Superheroes inhabited our black and white TV on Saturday mornings in the early 1960’s. Spiderman, Superman, and Wonder Woman evoked awe and satisfaction as the good guys won. What I did not realize was that surviving in our small rural town required powers that rivaled those on our living room screen. Disguised as a mild mannered mother of three, with cape and tights swapped for a cotton housedress and apron, mom’s superpowers included creating meals for five on a budget for two. Her hands magically transformed greenery from the woodland floor into the greenbacks that provided holiday extras as she crafted and sold Christmas wreaths from our driveway. The Singer sewing machine sang her theme song as she conjured new clothing for us kids from the unworn parts of dad’s pants and shirts; or summoned forth warm colorful quilts from bits of spare fabric.
Mom played her part as provider with little ado. However, her starring role was that of the protector, vigilant and ready to fly into action. Late summer was blueberry season. Mom herded us up the road into the neighbor’s berry lot / cow pasture day after day and we filled coffee can buckets with berries to send to market. Navigating through the well chewed paths between tall bushes, we occasionally met a munching black and white Hereford that glanced our way and then continued on her own mission.
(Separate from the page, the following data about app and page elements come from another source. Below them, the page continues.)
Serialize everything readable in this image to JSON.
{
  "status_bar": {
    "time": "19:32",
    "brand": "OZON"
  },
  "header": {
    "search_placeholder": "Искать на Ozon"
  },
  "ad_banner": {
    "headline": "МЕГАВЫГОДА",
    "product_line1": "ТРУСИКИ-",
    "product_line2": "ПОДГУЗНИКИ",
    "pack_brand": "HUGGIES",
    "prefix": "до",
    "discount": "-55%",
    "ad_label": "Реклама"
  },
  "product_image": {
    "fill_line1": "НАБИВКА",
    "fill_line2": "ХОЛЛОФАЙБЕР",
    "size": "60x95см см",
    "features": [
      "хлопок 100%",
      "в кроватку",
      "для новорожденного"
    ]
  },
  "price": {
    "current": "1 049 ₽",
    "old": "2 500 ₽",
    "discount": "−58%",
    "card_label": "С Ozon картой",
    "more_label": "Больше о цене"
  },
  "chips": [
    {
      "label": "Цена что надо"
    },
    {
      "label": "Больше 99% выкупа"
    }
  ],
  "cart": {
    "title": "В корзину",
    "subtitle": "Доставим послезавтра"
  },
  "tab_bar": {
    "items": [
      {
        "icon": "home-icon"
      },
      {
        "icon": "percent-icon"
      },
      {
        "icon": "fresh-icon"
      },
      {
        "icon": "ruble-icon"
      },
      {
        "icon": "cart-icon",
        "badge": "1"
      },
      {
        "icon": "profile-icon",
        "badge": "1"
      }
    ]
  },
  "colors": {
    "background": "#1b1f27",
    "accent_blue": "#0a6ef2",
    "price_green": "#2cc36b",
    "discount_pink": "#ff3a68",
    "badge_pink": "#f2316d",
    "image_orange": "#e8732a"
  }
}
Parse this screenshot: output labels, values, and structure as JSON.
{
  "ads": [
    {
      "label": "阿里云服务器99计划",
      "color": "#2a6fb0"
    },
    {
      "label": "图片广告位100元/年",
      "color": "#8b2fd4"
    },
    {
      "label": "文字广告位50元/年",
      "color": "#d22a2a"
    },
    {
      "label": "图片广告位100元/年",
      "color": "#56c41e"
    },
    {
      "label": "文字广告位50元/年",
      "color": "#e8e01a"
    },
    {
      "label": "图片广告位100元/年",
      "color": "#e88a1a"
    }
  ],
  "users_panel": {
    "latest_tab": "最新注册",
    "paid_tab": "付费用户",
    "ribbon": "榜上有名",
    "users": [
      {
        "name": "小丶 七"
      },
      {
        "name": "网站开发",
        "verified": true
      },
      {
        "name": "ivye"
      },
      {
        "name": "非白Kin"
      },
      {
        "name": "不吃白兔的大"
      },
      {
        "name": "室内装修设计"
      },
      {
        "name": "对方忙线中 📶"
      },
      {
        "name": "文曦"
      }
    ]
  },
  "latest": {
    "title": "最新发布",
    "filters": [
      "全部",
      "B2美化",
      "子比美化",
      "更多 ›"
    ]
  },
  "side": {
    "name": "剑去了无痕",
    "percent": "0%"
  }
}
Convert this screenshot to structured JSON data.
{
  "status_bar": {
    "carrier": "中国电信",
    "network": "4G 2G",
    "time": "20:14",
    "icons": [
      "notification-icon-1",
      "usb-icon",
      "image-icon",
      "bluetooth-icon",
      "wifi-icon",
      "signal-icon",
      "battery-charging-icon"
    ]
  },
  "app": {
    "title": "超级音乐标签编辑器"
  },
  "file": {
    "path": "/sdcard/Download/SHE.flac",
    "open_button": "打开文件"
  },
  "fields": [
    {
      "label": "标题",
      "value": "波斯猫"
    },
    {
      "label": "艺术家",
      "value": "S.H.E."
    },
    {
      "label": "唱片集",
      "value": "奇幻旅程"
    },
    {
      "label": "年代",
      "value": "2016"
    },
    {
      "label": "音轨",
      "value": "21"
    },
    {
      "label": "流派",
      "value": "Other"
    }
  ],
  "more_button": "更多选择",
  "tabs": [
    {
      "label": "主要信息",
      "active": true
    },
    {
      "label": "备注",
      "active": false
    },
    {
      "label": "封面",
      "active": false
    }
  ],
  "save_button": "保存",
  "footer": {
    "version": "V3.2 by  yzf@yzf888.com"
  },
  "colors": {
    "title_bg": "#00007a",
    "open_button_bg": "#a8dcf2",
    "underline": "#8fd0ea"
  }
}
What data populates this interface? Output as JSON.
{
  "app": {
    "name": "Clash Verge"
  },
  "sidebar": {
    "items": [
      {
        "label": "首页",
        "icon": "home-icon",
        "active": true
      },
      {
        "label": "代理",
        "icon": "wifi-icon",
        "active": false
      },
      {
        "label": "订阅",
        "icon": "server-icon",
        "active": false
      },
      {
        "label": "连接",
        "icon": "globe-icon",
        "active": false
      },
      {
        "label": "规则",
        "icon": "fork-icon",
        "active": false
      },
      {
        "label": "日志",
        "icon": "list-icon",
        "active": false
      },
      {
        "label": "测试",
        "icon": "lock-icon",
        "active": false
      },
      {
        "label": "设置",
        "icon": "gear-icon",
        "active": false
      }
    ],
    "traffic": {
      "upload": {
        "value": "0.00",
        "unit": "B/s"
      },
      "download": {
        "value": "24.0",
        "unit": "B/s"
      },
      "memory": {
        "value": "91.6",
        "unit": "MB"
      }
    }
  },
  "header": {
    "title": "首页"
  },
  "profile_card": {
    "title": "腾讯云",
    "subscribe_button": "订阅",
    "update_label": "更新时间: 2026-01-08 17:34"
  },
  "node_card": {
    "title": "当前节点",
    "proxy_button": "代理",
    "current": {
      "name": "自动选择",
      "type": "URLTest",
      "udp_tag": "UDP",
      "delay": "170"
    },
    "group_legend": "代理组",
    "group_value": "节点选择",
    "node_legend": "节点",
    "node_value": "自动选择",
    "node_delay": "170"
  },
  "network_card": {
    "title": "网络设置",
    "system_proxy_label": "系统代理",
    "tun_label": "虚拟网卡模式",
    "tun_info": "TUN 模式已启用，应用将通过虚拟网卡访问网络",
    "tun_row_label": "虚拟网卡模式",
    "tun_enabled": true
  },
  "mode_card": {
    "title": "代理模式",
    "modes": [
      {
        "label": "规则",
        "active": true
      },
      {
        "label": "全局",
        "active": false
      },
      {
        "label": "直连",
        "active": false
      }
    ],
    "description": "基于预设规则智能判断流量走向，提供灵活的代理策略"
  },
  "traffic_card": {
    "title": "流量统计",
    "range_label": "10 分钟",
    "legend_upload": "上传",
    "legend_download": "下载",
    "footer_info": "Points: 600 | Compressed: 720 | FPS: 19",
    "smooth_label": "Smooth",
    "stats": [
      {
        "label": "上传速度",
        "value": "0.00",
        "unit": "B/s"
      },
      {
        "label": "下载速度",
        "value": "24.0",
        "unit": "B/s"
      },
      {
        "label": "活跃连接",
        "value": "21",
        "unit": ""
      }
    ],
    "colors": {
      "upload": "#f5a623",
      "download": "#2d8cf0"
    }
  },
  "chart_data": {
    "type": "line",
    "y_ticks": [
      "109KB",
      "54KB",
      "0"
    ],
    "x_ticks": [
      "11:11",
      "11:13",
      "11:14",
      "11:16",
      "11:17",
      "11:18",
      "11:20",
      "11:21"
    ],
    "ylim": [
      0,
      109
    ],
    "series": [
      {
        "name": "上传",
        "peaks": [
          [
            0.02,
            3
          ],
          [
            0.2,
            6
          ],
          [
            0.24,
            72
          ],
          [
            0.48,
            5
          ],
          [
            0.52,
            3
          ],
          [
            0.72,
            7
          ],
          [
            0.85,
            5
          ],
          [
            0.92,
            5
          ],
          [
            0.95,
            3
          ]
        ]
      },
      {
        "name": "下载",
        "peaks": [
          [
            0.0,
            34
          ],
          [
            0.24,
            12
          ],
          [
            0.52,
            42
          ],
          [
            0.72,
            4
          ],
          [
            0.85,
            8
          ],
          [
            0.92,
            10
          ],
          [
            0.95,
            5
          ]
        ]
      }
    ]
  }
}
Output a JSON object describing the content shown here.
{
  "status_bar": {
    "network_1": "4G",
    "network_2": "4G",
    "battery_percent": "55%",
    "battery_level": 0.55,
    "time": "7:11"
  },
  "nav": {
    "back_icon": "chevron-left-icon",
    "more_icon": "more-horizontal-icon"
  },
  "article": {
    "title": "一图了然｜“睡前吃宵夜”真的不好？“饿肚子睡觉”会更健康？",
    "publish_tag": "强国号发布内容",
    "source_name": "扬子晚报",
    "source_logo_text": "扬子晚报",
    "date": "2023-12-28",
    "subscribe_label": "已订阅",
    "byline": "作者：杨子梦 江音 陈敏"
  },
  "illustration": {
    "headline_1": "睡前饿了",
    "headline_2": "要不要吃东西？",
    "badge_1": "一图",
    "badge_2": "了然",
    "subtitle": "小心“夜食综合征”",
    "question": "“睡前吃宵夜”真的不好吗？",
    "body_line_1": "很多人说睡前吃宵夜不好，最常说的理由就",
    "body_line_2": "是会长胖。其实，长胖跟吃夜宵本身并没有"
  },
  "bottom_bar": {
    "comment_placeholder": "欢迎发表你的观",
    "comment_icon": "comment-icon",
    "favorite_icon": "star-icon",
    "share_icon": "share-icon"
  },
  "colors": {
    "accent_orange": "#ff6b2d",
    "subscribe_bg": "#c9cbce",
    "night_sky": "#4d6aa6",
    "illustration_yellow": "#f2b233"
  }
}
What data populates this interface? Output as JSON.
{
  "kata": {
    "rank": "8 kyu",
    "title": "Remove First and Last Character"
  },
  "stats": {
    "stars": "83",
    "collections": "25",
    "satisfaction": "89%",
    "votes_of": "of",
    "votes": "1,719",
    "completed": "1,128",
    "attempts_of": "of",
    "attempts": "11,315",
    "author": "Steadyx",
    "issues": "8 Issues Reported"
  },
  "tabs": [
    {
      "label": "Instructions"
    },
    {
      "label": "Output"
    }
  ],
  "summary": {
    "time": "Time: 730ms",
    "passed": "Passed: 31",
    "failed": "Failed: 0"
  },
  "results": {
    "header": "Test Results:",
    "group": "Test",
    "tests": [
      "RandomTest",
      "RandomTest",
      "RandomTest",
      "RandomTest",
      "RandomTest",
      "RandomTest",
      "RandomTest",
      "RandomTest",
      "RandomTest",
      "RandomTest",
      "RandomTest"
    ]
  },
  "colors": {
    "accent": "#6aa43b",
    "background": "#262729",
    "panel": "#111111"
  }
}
The less docile bull was kept in a different pasture – usually. One day mom’s hands froze abruptly as she cocked her head to one side. With barely a word she swept my two brothers and me through the bushes towards the fence, glancing behind as we ran. She lifted the bottom strand of sharp toothed wire as we scrambled under. Then rolled her plump body beneath the pointed spines with speed and agility we didn’t know she possessed. The horned snorting bull arrived just inches away as she gained her feet. She stood between us and the bull, unmoving except for her heaving chest, staring up at him while he pawed the ground with his hoof, nostrils flared, until he finally turned and sauntered away. She remained, still and quiet, rooted to that spot for several minutes. She never took us into the pasture again without confirmation that the bull was where he belonged.
Summer weekends often included family camping trips to the Adirondack Mountains in our unique olive green mobile home – an old bread van. Dad had built 2X4 bunks and a fold down bench seat to accommodate sleeping the five of us. Visiting local dumps in the early evening to watch bears feed was a popular pastime – soon after prohibited and fenced off for safety. Mom’s steps stuttered along the gravel as her eyes surveyed the area surrounding a small crowd. As we all watched the bears descend the hill in front of us, stopping to snack on enticing morsels along the way, mom glimpsed movement behind us, and screamed: “BEAR!!” She seized my arm and bolted towards the camper, my feet barely touching the ground. My face flushed as the other spectators chuckled and watched the bear lumber past on the way to its evening meal. We did not return to the show, and though I would later claim I had been held back against my will, I made no move to leave the steel walls and closed door.
The definition of mom expanded to include the word ‘brave’ one day when a six foot black snake invaded our enclosed back porch. Upon spotting the snake she immediately pushed us inside the house, slammed the door, grabbed a shovel, knocked it down from the rafters and severed its head. When she came inside I watched as she sat shaking on the settee, and then listened as she called her sister and choked out the details. I knew she was holding back tears. I also knew I did not have to worry about anything slithering my way.
As I grew and craved more freedom mom’s protection became less welcomed, often sucking the air out from under my sprouting wings. Extreme restrictions cloaked in the guise of safety – no sleepovers, no high school dances, no class trip with the band – fed the growth of my own powers of deception to dodge her wary watch. Despite obstacles of finances and conflicting expectations I fled her protective grip by escaping to college. It was a giant step from a sheltered world, not without apprehension. But thanks to mom I had learned to work hard, to think creatively, to observe my surroundings carefully, and when necessary, to act with bravery and strength despite fear. I am grateful for the lessons that supported me as I moved into adulthood, taught by my own personal superhero through the greatest power of all – a mother’s love.